## [Given data]

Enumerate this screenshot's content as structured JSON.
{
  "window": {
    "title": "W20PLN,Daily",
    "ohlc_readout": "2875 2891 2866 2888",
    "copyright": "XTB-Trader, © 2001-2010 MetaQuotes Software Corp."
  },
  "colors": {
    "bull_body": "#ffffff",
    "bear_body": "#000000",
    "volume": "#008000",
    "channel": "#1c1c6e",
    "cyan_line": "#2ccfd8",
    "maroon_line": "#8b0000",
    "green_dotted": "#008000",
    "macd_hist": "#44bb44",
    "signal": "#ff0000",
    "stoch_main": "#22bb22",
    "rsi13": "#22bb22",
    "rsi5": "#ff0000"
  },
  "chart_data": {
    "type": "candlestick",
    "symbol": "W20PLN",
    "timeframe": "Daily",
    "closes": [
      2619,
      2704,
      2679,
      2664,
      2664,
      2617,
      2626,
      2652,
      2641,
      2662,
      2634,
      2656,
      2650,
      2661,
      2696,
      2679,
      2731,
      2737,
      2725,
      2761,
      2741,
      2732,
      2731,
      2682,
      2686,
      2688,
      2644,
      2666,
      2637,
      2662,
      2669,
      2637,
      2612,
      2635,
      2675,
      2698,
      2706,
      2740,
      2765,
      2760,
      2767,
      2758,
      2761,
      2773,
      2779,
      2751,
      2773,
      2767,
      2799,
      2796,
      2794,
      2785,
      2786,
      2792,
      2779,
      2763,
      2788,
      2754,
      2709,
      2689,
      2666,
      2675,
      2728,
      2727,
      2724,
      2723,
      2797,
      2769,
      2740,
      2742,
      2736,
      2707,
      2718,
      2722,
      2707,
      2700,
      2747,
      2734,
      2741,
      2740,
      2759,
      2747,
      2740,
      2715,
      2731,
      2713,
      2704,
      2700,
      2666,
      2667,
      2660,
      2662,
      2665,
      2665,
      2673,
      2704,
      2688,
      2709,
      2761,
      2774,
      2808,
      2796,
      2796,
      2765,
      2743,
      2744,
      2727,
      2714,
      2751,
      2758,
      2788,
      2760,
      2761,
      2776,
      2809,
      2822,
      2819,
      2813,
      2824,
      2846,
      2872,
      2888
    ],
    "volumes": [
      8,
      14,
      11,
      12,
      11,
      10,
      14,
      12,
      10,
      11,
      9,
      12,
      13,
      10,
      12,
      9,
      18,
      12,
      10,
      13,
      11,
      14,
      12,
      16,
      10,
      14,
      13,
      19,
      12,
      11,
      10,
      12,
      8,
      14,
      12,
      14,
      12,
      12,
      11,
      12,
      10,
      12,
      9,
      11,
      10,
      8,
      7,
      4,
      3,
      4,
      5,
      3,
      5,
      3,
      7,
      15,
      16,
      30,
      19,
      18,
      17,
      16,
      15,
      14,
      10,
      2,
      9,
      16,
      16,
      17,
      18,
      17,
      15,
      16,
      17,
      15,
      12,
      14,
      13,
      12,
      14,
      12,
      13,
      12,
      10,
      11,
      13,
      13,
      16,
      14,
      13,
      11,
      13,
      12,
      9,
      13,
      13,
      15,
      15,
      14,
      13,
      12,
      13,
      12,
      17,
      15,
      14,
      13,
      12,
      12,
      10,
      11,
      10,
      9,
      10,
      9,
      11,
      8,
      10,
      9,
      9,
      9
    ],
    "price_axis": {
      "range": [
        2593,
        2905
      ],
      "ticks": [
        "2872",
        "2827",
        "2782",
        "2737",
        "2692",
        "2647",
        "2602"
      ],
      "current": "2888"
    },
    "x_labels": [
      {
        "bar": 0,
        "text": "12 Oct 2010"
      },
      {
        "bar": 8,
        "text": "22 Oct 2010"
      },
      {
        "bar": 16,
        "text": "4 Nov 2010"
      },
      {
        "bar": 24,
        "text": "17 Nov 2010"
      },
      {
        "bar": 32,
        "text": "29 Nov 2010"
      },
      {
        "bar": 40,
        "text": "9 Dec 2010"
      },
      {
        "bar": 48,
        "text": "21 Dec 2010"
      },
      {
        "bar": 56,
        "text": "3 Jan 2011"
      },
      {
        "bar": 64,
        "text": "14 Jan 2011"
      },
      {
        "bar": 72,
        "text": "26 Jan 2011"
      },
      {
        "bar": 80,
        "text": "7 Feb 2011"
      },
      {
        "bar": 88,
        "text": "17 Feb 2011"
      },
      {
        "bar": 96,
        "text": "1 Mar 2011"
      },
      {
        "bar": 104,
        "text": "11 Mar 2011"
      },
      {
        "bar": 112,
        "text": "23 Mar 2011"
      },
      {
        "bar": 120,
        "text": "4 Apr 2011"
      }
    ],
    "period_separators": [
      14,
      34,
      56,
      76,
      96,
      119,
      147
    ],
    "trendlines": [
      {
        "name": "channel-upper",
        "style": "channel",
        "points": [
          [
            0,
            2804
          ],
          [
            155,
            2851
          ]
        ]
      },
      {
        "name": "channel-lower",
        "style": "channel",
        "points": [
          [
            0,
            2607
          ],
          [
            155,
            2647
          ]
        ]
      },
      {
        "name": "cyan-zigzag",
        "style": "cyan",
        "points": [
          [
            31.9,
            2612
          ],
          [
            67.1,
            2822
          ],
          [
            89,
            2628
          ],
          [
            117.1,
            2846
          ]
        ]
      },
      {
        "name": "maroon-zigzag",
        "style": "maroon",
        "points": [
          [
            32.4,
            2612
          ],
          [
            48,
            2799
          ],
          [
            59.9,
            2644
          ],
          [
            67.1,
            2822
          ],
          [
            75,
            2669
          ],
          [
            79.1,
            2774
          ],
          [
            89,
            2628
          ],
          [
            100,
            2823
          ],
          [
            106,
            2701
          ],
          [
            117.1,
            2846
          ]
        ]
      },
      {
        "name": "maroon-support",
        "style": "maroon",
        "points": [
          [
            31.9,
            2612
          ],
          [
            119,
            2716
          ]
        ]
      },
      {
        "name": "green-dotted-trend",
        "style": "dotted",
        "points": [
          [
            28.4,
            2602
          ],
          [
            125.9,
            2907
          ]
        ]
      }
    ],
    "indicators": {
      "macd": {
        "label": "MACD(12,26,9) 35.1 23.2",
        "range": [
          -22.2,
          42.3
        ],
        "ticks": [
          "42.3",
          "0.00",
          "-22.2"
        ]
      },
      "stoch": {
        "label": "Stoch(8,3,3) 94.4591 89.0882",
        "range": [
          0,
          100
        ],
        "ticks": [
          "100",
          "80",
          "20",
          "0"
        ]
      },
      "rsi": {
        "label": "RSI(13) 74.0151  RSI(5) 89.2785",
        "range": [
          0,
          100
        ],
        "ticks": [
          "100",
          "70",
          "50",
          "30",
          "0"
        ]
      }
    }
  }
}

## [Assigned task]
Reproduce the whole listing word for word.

## [Exercise result]
Enumerate this screenshot's content as structured JSON.
{
  "window": {
    "title": "W20PLN,Daily",
    "ohlc_readout": "2875 2891 2866 2888",
    "copyright": "XTB-Trader, © 2001-2010 MetaQuotes Software Corp."
  },
  "colors": {
    "bull_body": "#ffffff",
    "bear_body": "#000000",
    "volume": "#008000",
    "channel": "#1c1c6e",
    "cyan_line": "#2ccfd8",
    "maroon_line": "#8b0000",
    "green_dotted": "#008000",
    "macd_hist": "#44bb44",
    "signal": "#ff0000",
    "stoch_main": "#22bb22",
    "rsi13": "#22bb22",
    "rsi5": "#ff0000"
  },
  "chart_data": {
    "type": "candlestick",
    "symbol": "W20PLN",
    "timeframe": "Daily",
    "closes": [
      2619,
      2704,
      2679,
      2664,
      2664,
      2617,
      2626,
      2652,
      2641,
      2662,
      2634,
      2656,
      2650,
      2661,
      2696,
      2679,
      2731,
      2737,
      2725,
      2761,
      2741,
      2732,
      2731,
      2682,
      2686,
      2688,
      2644,
      2666,
      2637,
      2662,
      2669,
      2637,
      2612,
      2635,
      2675,
      2698,
      2706,
      2740,
      2765,
      2760,
      2767,
      2758,
      2761,
      2773,
      2779,
      2751,
      2773,
      2767,
      2799,
      2796,
      2794,
      2785,
      2786,
      2792,
      2779,
      2763,
      2788,
      2754,
      2709,
      2689,
      2666,
      2675,
      2728,
      2727,
      2724,
      2723,
      2797,
      2769,
      2740,
      2742,
      2736,
      2707,
      2718,
      2722,
      2707,
      2700,
      2747,
      2734,
      2741,
      2740,
      2759,
      2747,
      2740,
      2715,
      2731,
      2713,
      2704,
      2700,
      2666,
      2667,
      2660,
      2662,
      2665,
      2665,
      2673,
      2704,
      2688,
      2709,
      2761,
      2774,
      2808,
      2796,
      2796,
      2765,
      2743,
      2744,
      2727,
      2714,
      2751,
      2758,
      2788,
      2760,
      2761,
      2776,
      2809,
      2822,
      2819,
      2813,
      2824,
      2846,
      2872,
      2888
    ],
    "volumes": [
      8,
      14,
      11,
      12,
      11,
      10,
      14,
      12,
      10,
      11,
      9,
      12,
      13,
      10,
      12,
      9,
      18,
      12,
      10,
      13,
      11,
      14,
      12,
      16,
      10,
      14,
      13,
      19,
      12,
      11,
      10,
      12,
      8,
      14,
      12,
      14,
      12,
      12,
      11,
      12,
      10,
      12,
      9,
      11,
      10,
      8,
      7,
      4,
      3,
      4,
      5,
      3,
      5,
      3,
      7,
      15,
      16,
      30,
      19,
      18,
      17,
      16,
      15,
      14,
      10,
      2,
      9,
      16,
      16,
      17,
      18,
      17,
      15,
      16,
      17,
      15,
      12,
      14,
      13,
      12,
      14,
      12,
      13,
      12,
      10,
      11,
      13,
      13,
      16,
      14,
      13,
      11,
      13,
      12,
      9,
      13,
      13,
      15,
      15,
      14,
      13,
      12,
      13,
      12,
      17,
      15,
      14,
      13,
      12,
      12,
      10,
      11,
      10,
      9,
      10,
      9,
      11,
      8,
      10,
      9,
      9,
      9
    ],
    "price_axis": {
      "range": [
        2593,
        2905
      ],
      "ticks": [
        "2872",
        "2827",
        "2782",
        "2737",
        "2692",
        "2647",
        "2602"
      ],
      "current": "2888"
    },
    "x_labels": [
      {
        "bar": 0,
        "text": "12 Oct 2010"
      },
      {
        "bar": 8,
        "text": "22 Oct 2010"
      },
      {
        "bar": 16,
        "text": "4 Nov 2010"
      },
      {
        "bar": 24,
        "text": "17 Nov 2010"
      },
      {
        "bar": 32,
        "text": "29 Nov 2010"
      },
      {
        "bar": 40,
        "text": "9 Dec 2010"
      },
      {
        "bar": 48,
        "text": "21 Dec 2010"
      },
      {
        "bar": 56,
        "text": "3 Jan 2011"
      },
      {
        "bar": 64,
        "text": "14 Jan 2011"
      },
      {
        "bar": 72,
        "text": "26 Jan 2011"
      },
      {
        "bar": 80,
        "text": "7 Feb 2011"
      },
      {
        "bar": 88,
        "text": "17 Feb 2011"
      },
      {
        "bar": 96,
        "text": "1 Mar 2011"
      },
      {
        "bar": 104,
        "text": "11 Mar 2011"
      },
      {
        "bar": 112,
        "text": "23 Mar 2011"
      },
      {
        "bar": 120,
        "text": "4 Apr 2011"
      }
    ],
    "period_separators": [
      14,
      34,
      56,
      76,
      96,
      119,
      147
    ],
    "trendlines": [
      {
        "name": "channel-upper",
        "style": "channel",
        "points": [
          [
            0,
            2804
          ],
          [
            155,
            2851
          ]
        ]
      },
      {
        "name": "channel-lower",
        "style": "channel",
        "points": [
          [
            0,
            2607
          ],
          [
            155,
            2647
          ]
        ]
      },
      {
        "name": "cyan-zigzag",
        "style": "cyan",
        "points": [
          [
            31.9,
            2612
          ],
          [
            67.1,
            2822
          ],
          [
            89,
            2628
          ],
          [
            117.1,
            2846
          ]
        ]
      },
      {
        "name": "maroon-zigzag",
        "style": "maroon",
        "points": [
          [
            32.4,
            2612
          ],
          [
            48,
            2799
          ],
          [
            59.9,
            2644
          ],
          [
            67.1,
            2822
          ],
          [
            75,
            2669
          ],
          [
            79.1,
            2774
          ],
          [
            89,
            2628
          ],
          [
            100,
            2823
          ],
          [
            106,
            2701
          ],
          [
            117.1,
            2846
          ]
        ]
      },
      {
        "name": "maroon-support",
        "style": "maroon",
        "points": [
          [
            31.9,
            2612
          ],
          [
            119,
            2716
          ]
        ]
      },
      {
        "name": "green-dotted-trend",
        "style": "dotted",
        "points": [
          [
            28.4,
            2602
          ],
          [
            125.9,
            2907
          ]
        ]
      }
    ],
    "indicators": {
      "macd": {
        "label": "MACD(12,26,9) 35.1 23.2",
        "range": [
          -22.2,
          42.3
        ],
        "ticks": [
          "42.3",
          "0.00",
          "-22.2"
        ]
      },
      "stoch": {
        "label": "Stoch(8,3,3) 94.4591 89.0882",
        "range": [
          0,
          100
        ],
        "ticks": [
          "100",
          "80",
          "20",
          "0"
        ]
      },
      "rsi": {
        "label": "RSI(13) 74.0151  RSI(5) 89.2785",
        "range": [
          0,
          100
        ],
        "ticks": [
          "100",
          "70",
          "50",
          "30",
          "0"
        ]
      }
    }
  }
}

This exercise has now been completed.